Is Rock Dead?
Brooker, Joe, New Formations
Kevin J.H. Dettmar, Is Rock Dead?, London, Routledge, 2006, pp184; £12.99 paperback.
Dettmar thinks the question symptomatic rather than substantial; he doesn't mean seriously to answer it but to ask why so many people keep asking it. Is Rock Dead? thus isn't a dumb lament but an oblique analysis of 'what we talk about when we talk about rock', an inquiry into the persistence of morbidity in rock writing and rock music itself. The author is the snappiest kind of academic. Colloquial, breezy, readable, he frequently ends paragraphs with borrowed lyrics, smart summaries and neat put-downs. He has read widely in scholarly and popular rock writing, and conveys much of it lucidly to the reader, situating different authors in their institutional and ideological niches.
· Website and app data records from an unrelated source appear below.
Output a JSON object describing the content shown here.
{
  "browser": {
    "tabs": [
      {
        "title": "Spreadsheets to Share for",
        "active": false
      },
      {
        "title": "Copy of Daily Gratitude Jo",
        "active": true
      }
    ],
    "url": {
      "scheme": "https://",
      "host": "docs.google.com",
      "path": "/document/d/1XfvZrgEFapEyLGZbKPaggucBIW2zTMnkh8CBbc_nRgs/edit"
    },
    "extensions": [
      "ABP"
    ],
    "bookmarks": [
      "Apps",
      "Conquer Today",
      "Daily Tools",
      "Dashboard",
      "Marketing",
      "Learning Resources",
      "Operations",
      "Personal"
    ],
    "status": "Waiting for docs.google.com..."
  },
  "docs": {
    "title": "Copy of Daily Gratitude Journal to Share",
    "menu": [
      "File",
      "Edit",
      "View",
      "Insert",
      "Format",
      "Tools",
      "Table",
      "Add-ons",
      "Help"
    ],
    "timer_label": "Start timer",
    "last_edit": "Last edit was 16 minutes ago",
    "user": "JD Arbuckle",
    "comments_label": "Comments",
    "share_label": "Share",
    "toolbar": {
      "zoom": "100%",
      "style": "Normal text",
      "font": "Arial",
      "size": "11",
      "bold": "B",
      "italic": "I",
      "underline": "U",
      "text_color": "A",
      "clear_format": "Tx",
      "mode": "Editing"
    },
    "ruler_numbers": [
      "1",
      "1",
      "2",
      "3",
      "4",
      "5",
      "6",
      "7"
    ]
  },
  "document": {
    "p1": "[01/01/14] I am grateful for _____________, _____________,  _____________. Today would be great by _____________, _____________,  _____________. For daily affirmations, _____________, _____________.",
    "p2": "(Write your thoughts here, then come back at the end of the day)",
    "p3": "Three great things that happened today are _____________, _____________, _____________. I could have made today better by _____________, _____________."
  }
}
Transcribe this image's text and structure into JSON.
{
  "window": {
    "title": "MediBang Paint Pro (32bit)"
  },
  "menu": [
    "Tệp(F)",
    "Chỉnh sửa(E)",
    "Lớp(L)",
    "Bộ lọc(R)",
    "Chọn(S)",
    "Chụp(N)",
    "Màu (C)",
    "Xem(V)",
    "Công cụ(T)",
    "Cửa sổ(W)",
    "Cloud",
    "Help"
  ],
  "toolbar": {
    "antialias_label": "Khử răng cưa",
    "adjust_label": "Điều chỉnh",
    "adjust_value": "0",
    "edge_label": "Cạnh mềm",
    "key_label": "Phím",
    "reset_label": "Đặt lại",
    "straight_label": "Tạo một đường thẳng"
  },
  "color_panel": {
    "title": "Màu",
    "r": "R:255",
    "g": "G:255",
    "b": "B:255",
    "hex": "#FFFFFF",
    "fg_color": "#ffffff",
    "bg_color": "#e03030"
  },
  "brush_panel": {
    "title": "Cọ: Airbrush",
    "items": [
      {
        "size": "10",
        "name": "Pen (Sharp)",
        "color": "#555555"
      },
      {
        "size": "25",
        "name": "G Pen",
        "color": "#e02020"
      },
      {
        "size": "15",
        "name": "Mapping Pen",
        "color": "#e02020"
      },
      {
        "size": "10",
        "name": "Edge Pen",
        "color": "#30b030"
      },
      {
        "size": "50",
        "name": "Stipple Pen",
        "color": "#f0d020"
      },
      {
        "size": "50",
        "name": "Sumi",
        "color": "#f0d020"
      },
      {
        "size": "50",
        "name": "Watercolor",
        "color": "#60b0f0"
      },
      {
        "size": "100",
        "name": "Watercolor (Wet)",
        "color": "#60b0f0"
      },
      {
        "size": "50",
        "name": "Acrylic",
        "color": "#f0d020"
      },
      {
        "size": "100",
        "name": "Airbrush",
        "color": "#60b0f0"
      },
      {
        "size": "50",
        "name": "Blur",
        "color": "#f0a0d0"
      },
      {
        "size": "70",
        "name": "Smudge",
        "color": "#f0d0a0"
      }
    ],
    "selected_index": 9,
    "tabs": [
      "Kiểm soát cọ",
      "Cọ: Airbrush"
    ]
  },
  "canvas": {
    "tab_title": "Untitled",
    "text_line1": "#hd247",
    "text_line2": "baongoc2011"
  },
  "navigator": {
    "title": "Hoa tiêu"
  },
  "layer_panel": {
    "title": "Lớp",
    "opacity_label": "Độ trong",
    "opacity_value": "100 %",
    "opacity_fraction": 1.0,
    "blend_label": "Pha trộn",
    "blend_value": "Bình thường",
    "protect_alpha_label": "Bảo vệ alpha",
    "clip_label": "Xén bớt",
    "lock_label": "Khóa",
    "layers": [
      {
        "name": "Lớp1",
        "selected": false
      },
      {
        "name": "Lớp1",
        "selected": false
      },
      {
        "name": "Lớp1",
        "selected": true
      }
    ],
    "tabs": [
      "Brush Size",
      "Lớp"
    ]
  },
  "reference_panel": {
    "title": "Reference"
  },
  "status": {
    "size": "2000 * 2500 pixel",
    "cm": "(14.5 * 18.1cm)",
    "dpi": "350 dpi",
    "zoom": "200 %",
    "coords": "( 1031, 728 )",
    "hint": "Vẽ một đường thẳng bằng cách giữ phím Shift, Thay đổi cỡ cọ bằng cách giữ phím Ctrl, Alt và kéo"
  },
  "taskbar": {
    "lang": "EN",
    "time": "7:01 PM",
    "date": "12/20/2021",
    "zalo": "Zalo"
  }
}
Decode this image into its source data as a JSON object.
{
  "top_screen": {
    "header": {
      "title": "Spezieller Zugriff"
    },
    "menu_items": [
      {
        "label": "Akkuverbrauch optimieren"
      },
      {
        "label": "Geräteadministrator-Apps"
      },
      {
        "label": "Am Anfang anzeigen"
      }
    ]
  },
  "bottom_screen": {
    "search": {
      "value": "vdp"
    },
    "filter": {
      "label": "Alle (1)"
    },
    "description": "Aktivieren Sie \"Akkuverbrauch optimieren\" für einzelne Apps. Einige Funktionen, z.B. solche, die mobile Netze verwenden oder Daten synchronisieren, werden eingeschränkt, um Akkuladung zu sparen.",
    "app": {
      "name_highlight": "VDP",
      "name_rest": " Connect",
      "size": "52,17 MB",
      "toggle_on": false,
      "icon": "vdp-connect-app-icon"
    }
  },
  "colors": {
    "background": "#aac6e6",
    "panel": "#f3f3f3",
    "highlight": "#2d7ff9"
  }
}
He also knows a lot of rock music, from Rose Maddox to Limp Bizkit. The book's central case - that 'death' is less a reality than an endlessly generative metaphor for rock, inseparable from its ongoing fecundity - is persuasive. Given all this, the book isn't quite the smash it should be.
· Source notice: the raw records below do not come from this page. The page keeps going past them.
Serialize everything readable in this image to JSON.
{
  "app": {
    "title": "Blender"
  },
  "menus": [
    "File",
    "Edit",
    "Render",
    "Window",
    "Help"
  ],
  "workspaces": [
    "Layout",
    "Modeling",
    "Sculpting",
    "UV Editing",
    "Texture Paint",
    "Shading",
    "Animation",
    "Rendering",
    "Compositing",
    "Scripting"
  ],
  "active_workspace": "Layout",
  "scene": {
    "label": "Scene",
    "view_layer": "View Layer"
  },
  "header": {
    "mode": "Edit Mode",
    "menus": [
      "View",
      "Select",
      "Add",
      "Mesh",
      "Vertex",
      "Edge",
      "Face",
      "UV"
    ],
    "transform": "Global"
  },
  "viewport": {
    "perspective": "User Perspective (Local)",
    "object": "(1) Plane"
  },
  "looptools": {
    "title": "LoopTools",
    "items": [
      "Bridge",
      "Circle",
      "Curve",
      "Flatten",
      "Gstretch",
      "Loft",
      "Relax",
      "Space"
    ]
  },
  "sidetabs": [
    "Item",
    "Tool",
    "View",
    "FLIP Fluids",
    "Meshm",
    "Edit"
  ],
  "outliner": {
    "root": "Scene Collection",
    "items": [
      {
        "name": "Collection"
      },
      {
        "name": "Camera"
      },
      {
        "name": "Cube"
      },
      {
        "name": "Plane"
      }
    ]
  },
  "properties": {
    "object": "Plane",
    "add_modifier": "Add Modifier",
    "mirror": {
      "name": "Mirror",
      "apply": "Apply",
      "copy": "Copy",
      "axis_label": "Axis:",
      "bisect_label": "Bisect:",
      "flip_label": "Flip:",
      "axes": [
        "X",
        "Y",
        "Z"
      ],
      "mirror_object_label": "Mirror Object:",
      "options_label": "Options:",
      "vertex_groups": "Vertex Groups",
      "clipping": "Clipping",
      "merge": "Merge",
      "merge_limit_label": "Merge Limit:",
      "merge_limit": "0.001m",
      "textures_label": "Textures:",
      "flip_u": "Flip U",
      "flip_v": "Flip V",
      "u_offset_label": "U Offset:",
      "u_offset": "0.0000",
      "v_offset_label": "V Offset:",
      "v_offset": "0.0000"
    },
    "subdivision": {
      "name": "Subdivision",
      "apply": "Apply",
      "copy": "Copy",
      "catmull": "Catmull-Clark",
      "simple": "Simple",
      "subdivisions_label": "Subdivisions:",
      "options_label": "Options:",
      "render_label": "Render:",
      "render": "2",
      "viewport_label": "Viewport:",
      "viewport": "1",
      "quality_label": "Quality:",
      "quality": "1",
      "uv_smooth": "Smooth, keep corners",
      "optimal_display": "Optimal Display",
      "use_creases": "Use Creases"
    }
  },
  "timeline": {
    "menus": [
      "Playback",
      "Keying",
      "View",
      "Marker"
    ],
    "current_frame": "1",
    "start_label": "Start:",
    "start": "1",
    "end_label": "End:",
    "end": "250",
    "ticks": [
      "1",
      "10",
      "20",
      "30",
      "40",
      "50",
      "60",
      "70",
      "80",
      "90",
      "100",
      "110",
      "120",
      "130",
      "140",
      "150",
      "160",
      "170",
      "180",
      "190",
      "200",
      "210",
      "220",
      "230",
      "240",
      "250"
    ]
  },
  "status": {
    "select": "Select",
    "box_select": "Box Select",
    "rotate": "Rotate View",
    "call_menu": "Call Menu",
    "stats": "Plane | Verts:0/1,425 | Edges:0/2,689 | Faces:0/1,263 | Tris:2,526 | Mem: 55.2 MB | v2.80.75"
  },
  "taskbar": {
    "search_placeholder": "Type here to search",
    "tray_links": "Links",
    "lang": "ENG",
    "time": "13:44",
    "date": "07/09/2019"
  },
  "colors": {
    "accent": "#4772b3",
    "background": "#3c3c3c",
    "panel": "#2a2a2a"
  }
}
For one thing, though short, it's surprisingly prone to digressions off track. A long chapter on the American 1950s ably shows that cultural guardians and trad-pop rivals were keen to announce the demise of rock & roll from early on. But that doesn't quite justify Dettmar's extended history of zombie movies and McCarthyite allegories. To be sure, zombies are 'undead', but they don't really have much to do with the question of rock's death. With another excursion into Blackboard Jungle later on, the feeling grows that Dettmar has done a lot of primary research into the 1950s, whose riches he couldn't bring himself to keep out of the book. Elsewhere he takes on individual music writers, casting doubt on their narratives of rock's demise and proposing that they're just lamenting their own baby-boom youth. …